- [Directions]: Copy every line of the records below that holds the word "gnujavasergio".

======== Data section ========

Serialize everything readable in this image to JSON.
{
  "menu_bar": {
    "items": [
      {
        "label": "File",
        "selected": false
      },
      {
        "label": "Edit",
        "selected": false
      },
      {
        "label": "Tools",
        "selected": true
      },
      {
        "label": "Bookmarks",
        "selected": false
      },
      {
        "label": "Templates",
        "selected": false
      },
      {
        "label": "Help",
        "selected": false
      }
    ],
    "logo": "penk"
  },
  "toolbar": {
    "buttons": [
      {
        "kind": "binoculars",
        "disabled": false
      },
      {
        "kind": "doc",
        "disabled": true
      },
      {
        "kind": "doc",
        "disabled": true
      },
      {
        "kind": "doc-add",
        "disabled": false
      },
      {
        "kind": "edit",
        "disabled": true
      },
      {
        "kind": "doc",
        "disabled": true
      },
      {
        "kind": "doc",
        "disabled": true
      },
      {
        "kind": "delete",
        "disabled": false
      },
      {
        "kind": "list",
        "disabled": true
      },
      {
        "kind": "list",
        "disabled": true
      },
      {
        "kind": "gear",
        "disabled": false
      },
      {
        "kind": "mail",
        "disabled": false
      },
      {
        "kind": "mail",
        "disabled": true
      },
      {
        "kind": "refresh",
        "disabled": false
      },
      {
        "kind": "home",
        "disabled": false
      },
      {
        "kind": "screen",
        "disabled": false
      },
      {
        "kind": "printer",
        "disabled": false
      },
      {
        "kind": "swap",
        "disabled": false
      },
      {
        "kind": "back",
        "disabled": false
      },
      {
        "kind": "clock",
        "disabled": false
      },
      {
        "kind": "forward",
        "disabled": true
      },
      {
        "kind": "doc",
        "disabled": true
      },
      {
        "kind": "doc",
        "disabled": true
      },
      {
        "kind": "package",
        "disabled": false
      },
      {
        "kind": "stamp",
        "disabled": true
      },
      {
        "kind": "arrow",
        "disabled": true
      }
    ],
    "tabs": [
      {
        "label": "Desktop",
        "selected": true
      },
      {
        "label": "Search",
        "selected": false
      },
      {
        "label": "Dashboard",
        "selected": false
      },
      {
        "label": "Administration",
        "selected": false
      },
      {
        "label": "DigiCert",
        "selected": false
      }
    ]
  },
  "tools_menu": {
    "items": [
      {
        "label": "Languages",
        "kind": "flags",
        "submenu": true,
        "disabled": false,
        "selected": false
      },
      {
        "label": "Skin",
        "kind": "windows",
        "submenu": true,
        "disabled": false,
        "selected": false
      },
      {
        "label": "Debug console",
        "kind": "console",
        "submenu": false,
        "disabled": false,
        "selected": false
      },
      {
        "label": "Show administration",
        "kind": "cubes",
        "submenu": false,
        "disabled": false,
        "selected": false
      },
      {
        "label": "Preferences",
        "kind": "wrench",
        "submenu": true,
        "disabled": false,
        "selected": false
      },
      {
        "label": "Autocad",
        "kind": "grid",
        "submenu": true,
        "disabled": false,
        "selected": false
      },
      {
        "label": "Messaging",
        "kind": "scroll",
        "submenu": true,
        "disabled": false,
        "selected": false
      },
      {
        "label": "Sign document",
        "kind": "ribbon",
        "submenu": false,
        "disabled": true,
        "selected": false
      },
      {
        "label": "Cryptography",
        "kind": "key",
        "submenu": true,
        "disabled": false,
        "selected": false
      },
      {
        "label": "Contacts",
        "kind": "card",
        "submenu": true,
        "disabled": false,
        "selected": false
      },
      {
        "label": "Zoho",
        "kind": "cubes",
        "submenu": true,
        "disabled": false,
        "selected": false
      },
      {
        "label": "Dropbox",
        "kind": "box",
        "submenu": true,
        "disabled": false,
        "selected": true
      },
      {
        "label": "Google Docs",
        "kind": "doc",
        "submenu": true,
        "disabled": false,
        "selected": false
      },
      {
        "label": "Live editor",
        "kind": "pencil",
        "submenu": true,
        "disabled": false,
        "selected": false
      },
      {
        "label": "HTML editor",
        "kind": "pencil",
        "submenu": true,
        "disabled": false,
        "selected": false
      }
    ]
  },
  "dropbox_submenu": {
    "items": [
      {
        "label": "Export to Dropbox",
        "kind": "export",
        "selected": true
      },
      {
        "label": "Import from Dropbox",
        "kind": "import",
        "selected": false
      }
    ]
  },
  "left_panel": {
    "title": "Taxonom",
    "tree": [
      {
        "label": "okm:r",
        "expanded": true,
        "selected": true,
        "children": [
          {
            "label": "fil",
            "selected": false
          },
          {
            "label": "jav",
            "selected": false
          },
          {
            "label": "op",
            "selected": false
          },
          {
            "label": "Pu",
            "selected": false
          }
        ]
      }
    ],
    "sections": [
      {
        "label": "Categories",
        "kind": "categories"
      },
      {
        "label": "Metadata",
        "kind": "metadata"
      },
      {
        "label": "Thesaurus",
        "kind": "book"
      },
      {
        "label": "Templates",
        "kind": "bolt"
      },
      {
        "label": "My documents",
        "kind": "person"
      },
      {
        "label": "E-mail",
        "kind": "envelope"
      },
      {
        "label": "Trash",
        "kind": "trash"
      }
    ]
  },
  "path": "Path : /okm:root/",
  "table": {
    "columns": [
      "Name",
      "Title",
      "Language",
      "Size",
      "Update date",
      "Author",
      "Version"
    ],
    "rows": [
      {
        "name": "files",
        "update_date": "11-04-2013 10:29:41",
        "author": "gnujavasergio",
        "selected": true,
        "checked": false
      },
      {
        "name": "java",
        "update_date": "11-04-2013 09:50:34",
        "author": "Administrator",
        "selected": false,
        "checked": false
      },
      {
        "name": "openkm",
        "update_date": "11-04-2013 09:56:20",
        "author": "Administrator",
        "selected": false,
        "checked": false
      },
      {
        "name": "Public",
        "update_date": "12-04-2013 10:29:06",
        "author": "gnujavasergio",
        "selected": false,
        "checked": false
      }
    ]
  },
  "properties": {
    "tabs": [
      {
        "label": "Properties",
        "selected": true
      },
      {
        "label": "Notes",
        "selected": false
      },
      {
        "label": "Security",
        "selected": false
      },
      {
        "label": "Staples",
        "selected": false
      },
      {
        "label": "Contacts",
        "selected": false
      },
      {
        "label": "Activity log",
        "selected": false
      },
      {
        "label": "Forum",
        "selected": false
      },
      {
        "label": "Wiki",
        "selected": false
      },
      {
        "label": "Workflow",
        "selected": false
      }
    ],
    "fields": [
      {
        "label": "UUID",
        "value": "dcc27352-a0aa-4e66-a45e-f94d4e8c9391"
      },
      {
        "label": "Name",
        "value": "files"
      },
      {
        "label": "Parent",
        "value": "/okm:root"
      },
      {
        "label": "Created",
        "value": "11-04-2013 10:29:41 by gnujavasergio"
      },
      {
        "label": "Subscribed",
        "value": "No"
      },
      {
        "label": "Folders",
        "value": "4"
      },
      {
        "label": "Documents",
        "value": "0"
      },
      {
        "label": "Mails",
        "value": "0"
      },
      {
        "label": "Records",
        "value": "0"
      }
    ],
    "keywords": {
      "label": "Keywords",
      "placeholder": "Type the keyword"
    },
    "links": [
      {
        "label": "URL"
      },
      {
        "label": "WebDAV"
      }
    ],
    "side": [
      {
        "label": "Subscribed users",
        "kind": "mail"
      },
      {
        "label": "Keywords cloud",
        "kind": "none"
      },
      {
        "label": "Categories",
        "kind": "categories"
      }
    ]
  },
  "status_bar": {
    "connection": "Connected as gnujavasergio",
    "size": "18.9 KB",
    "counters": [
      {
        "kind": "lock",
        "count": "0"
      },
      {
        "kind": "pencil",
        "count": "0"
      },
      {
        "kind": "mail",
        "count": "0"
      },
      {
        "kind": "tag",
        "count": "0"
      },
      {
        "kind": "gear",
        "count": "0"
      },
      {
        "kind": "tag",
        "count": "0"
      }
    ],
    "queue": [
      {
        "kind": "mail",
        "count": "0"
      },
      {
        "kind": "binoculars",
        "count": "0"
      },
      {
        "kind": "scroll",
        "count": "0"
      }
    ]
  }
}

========

- [Final answer]:
        "author": "gnujavasergio",
        "author": "gnujavasergio",
        "value": "11-04-2013 10:29:41 by gnujavasergio"
    "connection": "Connected as gnujavasergio",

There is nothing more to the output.